Feb 1, 2011

Mission School, 1922: What She Remembered

Written by Joe Wilkins

Read by Phil Keeling

That for a winter’s share of months —
which felt then to her like years —
teacher shut the schoolhouse doors.

That one day sunlight dazzled the still snow-blue mountains.
That it was nearly freezing but for the light
it seemed the day was warm.

That she found digging in the creek bank with a dull axe
a frog frozen as a stone, not a beat left
in its still bright heart.

That even in the brace of April, on her way to school again,
the wind’s hard blade bit to the bloody quick
her old horse’s hocks and belly.

That one tight knot of ice at a time the creek
came unstuck. That all day it pulled and snapped —
like pine burls in a fire,
like gunshots for no reason in the night,
like the marrow bones mother Warman broke between her teeth.

That at recess the Warman boys would steal potatoes
and kisses, chase her until her head spun,
her good heart heaving with the burn and throb
of blood. How she loved it —

the three of them back of the clapboard school,
mineral smell of snowmelt and mountain,
lick of government grease down a still-warm potato.

How her own body warmed as the world warmed,
how like riding home in the whole-sky spill of spring rain
there was no clean line between her and it.

How finally it was rain, not snow.
How when the creek slid back into its channel they found both boys
tangled naked in the roots of a cottonwood, how on the flood grass
they laid them out like fish. How they were then their bodies,

how they were not their bodies,
how the hearts of boys do not freeze but fill.

How on the way to school she rode
by Mother Warman, wailing near cottonwoods,
notching her wrists and shoulders. How those May mornings
her old horse loved more than anything

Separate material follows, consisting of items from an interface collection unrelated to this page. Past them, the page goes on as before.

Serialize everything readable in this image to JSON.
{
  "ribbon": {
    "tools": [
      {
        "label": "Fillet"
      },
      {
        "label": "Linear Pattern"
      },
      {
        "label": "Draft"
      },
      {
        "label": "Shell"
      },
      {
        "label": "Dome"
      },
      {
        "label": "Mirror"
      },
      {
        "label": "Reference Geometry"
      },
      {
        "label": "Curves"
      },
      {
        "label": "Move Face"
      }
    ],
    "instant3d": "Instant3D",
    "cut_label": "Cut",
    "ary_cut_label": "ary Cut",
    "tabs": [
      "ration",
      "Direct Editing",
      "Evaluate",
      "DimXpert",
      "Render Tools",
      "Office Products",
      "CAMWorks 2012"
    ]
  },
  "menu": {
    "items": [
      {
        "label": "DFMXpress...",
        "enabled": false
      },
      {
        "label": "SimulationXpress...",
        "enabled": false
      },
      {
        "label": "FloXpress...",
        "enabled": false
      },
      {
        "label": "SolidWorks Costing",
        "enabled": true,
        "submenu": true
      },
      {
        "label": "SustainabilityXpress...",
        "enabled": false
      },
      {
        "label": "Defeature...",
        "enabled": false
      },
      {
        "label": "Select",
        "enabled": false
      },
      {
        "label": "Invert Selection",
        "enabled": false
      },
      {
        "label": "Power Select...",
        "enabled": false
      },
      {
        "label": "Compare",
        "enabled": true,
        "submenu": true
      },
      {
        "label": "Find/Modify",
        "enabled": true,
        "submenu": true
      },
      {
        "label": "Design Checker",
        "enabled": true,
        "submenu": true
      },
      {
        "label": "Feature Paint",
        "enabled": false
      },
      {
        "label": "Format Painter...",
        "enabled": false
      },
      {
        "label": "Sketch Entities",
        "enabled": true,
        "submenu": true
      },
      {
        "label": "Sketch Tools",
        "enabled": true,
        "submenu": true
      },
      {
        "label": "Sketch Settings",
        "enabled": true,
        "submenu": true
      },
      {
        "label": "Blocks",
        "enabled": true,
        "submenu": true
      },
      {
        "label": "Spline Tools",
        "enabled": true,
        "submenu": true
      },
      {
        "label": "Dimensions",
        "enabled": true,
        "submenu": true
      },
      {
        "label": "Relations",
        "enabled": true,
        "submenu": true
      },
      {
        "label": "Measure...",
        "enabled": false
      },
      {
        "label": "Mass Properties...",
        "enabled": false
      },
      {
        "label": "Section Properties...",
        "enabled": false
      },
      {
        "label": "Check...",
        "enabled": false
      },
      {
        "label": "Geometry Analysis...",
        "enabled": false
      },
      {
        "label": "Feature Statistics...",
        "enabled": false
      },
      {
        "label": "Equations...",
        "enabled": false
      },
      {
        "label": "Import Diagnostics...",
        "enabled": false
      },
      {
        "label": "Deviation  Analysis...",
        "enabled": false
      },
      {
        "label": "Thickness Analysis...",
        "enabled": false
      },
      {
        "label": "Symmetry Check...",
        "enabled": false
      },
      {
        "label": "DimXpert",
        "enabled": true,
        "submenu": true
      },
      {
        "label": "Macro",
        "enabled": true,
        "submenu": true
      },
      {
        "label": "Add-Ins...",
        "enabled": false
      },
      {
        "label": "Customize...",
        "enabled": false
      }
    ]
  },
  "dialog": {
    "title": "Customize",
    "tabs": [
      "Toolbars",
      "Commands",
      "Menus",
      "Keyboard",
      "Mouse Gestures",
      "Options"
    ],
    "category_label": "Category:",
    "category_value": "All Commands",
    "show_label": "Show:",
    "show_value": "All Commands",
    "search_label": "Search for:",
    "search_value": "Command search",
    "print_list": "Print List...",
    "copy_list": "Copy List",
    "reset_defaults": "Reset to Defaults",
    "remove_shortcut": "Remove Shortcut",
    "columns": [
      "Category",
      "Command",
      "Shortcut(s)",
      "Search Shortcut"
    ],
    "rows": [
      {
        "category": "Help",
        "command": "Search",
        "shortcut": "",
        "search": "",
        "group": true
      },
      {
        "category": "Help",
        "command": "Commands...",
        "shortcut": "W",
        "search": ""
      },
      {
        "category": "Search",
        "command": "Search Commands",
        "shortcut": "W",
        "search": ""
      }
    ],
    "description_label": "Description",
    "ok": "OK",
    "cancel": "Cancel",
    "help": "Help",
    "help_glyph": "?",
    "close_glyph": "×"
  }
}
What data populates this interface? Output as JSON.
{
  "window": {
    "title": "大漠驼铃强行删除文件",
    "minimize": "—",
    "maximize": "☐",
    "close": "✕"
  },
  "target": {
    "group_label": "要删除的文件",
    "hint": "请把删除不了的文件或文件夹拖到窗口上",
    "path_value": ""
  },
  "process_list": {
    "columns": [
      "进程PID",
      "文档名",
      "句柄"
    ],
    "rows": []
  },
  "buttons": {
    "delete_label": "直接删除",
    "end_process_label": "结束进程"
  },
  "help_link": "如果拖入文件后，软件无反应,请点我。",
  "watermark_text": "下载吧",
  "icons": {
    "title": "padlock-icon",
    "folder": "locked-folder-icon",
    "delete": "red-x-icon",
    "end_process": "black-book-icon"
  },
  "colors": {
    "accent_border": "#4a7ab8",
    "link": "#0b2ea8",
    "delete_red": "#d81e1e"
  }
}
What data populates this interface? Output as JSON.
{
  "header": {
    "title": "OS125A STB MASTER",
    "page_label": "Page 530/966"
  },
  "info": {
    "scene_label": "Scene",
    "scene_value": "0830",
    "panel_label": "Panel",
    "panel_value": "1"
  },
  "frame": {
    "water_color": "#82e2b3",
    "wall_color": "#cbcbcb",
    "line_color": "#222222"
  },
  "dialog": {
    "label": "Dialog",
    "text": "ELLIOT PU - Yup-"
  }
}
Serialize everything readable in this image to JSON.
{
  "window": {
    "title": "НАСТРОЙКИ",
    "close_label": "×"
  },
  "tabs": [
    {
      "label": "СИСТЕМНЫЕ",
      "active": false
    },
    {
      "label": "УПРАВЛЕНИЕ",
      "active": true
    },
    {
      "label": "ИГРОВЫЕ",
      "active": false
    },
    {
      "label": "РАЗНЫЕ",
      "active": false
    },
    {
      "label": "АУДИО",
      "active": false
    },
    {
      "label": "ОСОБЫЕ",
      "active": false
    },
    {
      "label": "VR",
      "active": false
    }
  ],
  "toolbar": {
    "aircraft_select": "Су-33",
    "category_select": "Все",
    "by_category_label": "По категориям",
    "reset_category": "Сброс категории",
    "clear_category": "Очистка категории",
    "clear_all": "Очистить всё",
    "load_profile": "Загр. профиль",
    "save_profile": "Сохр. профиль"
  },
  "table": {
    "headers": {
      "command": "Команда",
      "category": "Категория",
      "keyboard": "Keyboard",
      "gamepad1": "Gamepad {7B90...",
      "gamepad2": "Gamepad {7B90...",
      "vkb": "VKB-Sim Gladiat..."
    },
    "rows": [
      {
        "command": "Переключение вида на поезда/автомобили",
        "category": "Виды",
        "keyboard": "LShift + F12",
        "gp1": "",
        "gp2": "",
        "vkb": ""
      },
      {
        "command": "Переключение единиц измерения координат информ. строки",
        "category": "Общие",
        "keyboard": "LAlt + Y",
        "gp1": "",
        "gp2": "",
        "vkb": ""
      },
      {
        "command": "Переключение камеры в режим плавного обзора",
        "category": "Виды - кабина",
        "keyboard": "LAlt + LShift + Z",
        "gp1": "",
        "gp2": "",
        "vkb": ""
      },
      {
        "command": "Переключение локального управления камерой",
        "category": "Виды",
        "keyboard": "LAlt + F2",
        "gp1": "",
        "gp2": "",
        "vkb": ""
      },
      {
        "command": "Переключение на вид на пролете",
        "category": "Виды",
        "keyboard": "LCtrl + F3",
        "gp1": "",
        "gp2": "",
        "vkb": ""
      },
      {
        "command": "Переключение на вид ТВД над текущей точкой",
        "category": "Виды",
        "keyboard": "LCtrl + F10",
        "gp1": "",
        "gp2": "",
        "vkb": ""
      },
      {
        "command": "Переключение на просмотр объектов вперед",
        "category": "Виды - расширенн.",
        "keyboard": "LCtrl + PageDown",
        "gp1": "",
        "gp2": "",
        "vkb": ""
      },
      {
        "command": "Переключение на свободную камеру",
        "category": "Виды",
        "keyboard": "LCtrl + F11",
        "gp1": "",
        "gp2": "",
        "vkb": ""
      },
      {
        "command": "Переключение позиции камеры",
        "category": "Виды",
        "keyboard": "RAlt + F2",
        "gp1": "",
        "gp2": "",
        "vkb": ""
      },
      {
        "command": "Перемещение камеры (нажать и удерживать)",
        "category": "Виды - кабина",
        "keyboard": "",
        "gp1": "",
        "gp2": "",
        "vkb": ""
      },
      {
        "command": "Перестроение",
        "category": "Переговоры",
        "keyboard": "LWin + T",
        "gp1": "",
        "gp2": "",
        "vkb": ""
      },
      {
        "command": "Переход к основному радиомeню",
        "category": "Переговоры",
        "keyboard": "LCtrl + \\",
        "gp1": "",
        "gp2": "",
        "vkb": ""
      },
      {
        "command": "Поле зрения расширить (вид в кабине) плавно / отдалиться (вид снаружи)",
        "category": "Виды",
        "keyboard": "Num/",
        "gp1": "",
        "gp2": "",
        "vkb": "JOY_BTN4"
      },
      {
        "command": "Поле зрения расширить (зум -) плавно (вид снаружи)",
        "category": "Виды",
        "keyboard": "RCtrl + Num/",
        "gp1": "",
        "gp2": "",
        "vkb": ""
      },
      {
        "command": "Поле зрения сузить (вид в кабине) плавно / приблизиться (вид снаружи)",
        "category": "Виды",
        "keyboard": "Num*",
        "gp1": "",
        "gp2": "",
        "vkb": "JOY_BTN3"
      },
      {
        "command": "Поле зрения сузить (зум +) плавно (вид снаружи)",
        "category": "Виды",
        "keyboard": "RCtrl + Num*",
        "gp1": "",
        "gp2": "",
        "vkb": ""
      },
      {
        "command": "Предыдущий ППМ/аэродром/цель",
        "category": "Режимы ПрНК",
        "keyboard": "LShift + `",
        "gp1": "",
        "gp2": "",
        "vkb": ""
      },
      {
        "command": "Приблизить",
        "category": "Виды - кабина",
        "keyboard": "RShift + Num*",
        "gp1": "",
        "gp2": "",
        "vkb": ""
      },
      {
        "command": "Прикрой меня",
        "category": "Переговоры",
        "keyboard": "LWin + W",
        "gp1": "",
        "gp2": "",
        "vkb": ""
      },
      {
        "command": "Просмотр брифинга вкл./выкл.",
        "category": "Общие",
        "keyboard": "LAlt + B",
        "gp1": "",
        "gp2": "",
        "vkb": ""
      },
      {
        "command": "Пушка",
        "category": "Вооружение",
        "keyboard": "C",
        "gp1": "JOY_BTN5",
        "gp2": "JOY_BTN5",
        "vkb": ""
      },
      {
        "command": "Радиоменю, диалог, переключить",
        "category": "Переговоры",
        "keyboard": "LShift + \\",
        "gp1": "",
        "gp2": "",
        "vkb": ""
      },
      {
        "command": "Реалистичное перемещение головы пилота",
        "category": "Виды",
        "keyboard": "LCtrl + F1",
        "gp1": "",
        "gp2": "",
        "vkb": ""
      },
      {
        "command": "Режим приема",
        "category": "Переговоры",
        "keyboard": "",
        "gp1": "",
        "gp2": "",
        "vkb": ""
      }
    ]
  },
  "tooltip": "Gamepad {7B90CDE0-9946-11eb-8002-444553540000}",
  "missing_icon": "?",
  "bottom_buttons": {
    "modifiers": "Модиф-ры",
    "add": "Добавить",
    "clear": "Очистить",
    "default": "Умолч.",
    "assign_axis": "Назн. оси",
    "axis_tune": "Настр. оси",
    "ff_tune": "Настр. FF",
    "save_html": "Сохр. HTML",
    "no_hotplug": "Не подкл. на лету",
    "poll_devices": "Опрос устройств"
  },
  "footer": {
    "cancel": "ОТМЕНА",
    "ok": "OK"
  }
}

the hearts of plum flowers. How teacher made the Crow girls wash
with lye their lousy hair. How they screamed. That for days after

their scalps were white as snow.